**Exercise goal**
On how many lines of these entries does the word "Choose" occur? State the number alone.
#### Information
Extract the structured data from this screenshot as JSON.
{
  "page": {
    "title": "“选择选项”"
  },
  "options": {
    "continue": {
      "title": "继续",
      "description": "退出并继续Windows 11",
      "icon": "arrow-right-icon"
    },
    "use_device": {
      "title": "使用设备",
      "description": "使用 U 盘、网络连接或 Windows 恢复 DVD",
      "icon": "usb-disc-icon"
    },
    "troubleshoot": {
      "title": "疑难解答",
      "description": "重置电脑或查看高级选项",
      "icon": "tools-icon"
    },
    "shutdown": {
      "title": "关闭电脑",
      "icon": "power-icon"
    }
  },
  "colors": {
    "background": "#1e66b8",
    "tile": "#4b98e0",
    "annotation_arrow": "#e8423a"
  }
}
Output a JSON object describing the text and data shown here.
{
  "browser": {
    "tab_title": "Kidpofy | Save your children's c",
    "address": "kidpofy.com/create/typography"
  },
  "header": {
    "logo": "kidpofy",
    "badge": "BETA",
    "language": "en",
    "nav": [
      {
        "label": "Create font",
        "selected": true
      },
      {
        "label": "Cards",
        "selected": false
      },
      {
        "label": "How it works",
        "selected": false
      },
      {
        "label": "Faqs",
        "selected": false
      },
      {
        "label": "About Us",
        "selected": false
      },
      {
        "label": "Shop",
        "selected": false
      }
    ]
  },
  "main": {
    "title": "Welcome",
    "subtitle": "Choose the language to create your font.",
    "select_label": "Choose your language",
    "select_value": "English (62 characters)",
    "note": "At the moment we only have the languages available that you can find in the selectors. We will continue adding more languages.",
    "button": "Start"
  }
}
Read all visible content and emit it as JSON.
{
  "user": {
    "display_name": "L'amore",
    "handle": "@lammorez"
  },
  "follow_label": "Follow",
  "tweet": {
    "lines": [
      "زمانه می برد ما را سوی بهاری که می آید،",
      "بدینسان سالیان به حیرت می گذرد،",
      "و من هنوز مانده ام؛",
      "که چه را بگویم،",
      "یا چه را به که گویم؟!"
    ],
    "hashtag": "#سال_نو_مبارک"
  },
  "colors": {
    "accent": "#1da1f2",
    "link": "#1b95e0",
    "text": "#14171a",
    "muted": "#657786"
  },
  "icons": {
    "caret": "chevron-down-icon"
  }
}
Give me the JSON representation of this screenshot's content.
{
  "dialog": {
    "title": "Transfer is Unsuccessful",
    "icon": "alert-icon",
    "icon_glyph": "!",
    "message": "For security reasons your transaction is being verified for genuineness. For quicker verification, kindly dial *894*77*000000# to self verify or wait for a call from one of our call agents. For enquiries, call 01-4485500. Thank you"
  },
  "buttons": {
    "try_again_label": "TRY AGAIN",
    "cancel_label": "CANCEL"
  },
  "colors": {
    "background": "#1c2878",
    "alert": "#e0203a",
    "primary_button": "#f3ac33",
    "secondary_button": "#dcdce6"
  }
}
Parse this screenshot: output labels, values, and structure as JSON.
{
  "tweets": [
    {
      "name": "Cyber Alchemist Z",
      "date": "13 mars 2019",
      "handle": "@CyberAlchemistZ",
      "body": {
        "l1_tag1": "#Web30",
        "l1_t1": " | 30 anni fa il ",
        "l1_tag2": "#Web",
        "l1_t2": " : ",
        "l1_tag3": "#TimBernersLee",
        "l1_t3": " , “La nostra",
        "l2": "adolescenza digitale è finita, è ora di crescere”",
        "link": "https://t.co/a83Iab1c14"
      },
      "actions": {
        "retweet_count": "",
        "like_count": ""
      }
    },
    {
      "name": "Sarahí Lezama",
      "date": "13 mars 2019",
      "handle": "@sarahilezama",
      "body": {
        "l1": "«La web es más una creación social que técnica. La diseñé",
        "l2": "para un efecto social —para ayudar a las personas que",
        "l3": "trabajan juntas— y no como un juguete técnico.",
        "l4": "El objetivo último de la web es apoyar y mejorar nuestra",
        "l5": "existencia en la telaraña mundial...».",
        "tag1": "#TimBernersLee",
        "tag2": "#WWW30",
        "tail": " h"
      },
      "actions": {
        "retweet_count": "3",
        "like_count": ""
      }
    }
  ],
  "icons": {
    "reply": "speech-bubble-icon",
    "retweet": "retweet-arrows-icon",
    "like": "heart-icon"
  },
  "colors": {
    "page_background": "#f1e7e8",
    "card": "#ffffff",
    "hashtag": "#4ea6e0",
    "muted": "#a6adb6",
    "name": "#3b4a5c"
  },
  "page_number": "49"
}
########
**Result for this exercise**
2